[Source data]
--------------------------------------------------

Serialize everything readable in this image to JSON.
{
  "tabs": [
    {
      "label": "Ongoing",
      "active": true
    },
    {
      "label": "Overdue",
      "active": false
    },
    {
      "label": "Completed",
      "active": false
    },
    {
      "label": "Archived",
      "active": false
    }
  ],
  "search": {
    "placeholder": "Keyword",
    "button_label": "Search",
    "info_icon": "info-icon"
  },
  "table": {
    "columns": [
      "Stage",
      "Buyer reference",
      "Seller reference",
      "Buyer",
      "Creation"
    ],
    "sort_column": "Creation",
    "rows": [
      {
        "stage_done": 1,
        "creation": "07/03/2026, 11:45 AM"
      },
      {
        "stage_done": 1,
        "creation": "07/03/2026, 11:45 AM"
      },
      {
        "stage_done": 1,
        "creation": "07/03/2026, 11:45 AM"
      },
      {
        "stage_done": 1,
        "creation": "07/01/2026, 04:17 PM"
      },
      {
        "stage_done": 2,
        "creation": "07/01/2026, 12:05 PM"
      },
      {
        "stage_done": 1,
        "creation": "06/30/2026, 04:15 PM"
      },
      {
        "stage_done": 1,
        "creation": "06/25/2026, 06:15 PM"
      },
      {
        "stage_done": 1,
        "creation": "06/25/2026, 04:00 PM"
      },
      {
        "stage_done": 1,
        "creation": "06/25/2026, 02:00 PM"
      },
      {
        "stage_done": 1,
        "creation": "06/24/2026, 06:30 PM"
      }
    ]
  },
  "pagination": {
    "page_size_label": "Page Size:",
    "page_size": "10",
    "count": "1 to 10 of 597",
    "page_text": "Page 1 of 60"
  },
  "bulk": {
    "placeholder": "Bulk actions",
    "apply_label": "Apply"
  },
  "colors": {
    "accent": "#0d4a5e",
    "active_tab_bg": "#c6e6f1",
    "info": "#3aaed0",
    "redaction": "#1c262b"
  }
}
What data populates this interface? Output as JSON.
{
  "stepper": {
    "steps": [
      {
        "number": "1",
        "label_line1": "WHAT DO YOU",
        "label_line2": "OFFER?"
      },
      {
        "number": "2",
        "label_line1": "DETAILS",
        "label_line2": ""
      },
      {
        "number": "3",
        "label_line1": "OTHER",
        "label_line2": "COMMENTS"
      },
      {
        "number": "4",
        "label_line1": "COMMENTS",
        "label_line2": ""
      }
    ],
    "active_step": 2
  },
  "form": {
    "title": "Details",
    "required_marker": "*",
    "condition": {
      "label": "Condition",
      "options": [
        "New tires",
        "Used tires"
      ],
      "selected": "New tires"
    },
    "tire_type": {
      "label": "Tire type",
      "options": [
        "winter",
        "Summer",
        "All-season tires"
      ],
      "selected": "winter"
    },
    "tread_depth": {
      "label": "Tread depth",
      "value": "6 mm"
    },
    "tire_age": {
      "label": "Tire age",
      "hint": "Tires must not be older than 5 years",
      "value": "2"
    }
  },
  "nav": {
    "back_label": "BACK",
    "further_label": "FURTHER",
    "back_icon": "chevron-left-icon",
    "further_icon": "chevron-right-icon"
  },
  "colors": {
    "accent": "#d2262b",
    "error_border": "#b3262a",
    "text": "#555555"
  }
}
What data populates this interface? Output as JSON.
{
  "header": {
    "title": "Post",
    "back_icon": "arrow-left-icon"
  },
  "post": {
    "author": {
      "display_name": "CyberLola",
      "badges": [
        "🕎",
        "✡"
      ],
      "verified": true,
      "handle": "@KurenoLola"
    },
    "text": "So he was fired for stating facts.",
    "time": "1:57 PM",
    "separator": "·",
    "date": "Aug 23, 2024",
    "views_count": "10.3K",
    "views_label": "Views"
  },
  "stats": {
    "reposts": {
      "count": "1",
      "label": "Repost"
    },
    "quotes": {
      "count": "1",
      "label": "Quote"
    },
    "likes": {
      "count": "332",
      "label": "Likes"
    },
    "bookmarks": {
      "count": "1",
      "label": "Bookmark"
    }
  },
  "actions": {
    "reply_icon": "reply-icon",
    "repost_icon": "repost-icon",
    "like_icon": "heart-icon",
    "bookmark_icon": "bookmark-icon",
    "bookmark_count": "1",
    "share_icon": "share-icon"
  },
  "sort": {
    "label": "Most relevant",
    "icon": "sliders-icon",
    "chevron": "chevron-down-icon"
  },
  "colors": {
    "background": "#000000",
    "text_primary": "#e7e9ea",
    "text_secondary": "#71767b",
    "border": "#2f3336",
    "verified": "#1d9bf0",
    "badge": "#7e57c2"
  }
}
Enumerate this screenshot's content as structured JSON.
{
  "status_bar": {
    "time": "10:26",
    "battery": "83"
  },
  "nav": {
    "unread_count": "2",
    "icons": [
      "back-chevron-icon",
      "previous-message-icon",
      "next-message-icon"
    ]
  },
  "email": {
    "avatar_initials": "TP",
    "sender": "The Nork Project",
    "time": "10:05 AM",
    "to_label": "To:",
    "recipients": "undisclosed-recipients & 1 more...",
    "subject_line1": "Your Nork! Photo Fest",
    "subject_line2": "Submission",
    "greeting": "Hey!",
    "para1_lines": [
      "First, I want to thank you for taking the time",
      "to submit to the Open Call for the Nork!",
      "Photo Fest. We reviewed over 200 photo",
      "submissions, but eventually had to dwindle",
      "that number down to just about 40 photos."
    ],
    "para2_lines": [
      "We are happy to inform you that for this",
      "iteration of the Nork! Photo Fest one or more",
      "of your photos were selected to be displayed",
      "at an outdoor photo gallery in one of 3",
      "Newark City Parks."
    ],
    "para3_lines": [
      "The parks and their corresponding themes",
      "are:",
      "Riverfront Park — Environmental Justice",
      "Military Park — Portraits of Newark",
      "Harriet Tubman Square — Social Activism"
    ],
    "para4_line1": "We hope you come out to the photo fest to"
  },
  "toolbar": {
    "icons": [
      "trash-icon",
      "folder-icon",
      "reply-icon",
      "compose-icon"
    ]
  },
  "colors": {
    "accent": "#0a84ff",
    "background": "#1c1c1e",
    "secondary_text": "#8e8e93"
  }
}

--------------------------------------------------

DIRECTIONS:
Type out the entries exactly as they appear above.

SOLUTION FOR THIS EXERCISE:
Serialize everything readable in this image to JSON.
{
  "tabs": [
    {
      "label": "Ongoing",
      "active": true
    },
    {
      "label": "Overdue",
      "active": false
    },
    {
      "label": "Completed",
      "active": false
    },
    {
      "label": "Archived",
      "active": false
    }
  ],
  "search": {
    "placeholder": "Keyword",
    "button_label": "Search",
    "info_icon": "info-icon"
  },
  "table": {
    "columns": [
      "Stage",
      "Buyer reference",
      "Seller reference",
      "Buyer",
      "Creation"
    ],
    "sort_column": "Creation",
    "rows": [
      {
        "stage_done": 1,
        "creation": "07/03/2026, 11:45 AM"
      },
      {
        "stage_done": 1,
        "creation": "07/03/2026, 11:45 AM"
      },
      {
        "stage_done": 1,
        "creation": "07/03/2026, 11:45 AM"
      },
      {
        "stage_done": 1,
        "creation": "07/01/2026, 04:17 PM"
      },
      {
        "stage_done": 2,
        "creation": "07/01/2026, 12:05 PM"
      },
      {
        "stage_done": 1,
        "creation": "06/30/2026, 04:15 PM"
      },
      {
        "stage_done": 1,
        "creation": "06/25/2026, 06:15 PM"
      },
      {
        "stage_done": 1,
        "creation": "06/25/2026, 04:00 PM"
      },
      {
        "stage_done": 1,
        "creation": "06/25/2026, 02:00 PM"
      },
      {
        "stage_done": 1,
        "creation": "06/24/2026, 06:30 PM"
      }
    ]
  },
  "pagination": {
    "page_size_label": "Page Size:",
    "page_size": "10",
    "count": "1 to 10 of 597",
    "page_text": "Page 1 of 60"
  },
  "bulk": {
    "placeholder": "Bulk actions",
    "apply_label": "Apply"
  },
  "colors": {
    "accent": "#0d4a5e",
    "active_tab_bg": "#c6e6f1",
    "info": "#3aaed0",
    "redaction": "#1c262b"
  }
}
What data populates this interface? Output as JSON.
{
  "stepper": {
    "steps": [
      {
        "number": "1",
        "label_line1": "WHAT DO YOU",
        "label_line2": "OFFER?"
      },
      {
        "number": "2",
        "label_line1": "DETAILS",
        "label_line2": ""
      },
      {
        "number": "3",
        "label_line1": "OTHER",
        "label_line2": "COMMENTS"
      },
      {
        "number": "4",
        "label_line1": "COMMENTS",
        "label_line2": ""
      }
    ],
    "active_step": 2
  },
  "form": {
    "title": "Details",
    "required_marker": "*",
    "condition": {
      "label": "Condition",
      "options": [
        "New tires",
        "Used tires"
      ],
      "selected": "New tires"
    },
    "tire_type": {
      "label": "Tire type",
      "options": [
        "winter",
        "Summer",
        "All-season tires"
      ],
      "selected": "winter"
    },
    "tread_depth": {
      "label": "Tread depth",
      "value": "6 mm"
    },
    "tire_age": {
      "label": "Tire age",
      "hint": "Tires must not be older than 5 years",
      "value": "2"
    }
  },
  "nav": {
    "back_label": "BACK",
    "further_label": "FURTHER",
    "back_icon": "chevron-left-icon",
    "further_icon": "chevron-right-icon"
  },
  "colors": {
    "accent": "#d2262b",
    "error_border": "#b3262a",
    "text": "#555555"
  }
}
What data populates this interface? Output as JSON.
{
  "header": {
    "title": "Post",
    "back_icon": "arrow-left-icon"
  },
  "post": {
    "author": {
      "display_name": "CyberLola",
      "badges": [
        "🕎",
        "✡"
      ],
      "verified": true,
      "handle": "@KurenoLola"
    },
    "text": "So he was fired for stating facts.",
    "time": "1:57 PM",
    "separator": "·",
    "date": "Aug 23, 2024",
    "views_count": "10.3K",
    "views_label": "Views"
  },
  "stats": {
    "reposts": {
      "count": "1",
      "label": "Repost"
    },
    "quotes": {
      "count": "1",
      "label": "Quote"
    },
    "likes": {
      "count": "332",
      "label": "Likes"
    },
    "bookmarks": {
      "count": "1",
      "label": "Bookmark"
    }
  },
  "actions": {
    "reply_icon": "reply-icon",
    "repost_icon": "repost-icon",
    "like_icon": "heart-icon",
    "bookmark_icon": "bookmark-icon",
    "bookmark_count": "1",
    "share_icon": "share-icon"
  },
  "sort": {
    "label": "Most relevant",
    "icon": "sliders-icon",
    "chevron": "chevron-down-icon"
  },
  "colors": {
    "background": "#000000",
    "text_primary": "#e7e9ea",
    "text_secondary": "#71767b",
    "border": "#2f3336",
    "verified": "#1d9bf0",
    "badge": "#7e57c2"
  }
}
Enumerate this screenshot's content as structured JSON.
{
  "status_bar": {
    "time": "10:26",
    "battery": "83"
  },
  "nav": {
    "unread_count": "2",
    "icons": [
      "back-chevron-icon",
      "previous-message-icon",
      "next-message-icon"
    ]
  },
  "email": {
    "avatar_initials": "TP",
    "sender": "The Nork Project",
    "time": "10:05 AM",
    "to_label": "To:",
    "recipients": "undisclosed-recipients & 1 more...",
    "subject_line1": "Your Nork! Photo Fest",
    "subject_line2": "Submission",
    "greeting": "Hey!",
    "para1_lines": [
      "First, I want to thank you for taking the time",
      "to submit to the Open Call for the Nork!",
      "Photo Fest. We reviewed over 200 photo",
      "submissions, but eventually had to dwindle",
      "that number down to just about 40 photos."
    ],
    "para2_lines": [
      "We are happy to inform you that for this",
      "iteration of the Nork! Photo Fest one or more",
      "of your photos were selected to be displayed",
      "at an outdoor photo gallery in one of 3",
      "Newark City Parks."
    ],
    "para3_lines": [
      "The parks and their corresponding themes",
      "are:",
      "Riverfront Park — Environmental Justice",
      "Military Park — Portraits of Newark",
      "Harriet Tubman Square — Social Activism"
    ],
    "para4_line1": "We hope you come out to the photo fest to"
  },
  "toolbar": {
    "icons": [
      "trash-icon",
      "folder-icon",
      "reply-icon",
      "compose-icon"
    ]
  },
  "colors": {
    "accent": "#0a84ff",
    "background": "#1c1c1e",
    "secondary_text": "#8e8e93"
  }
}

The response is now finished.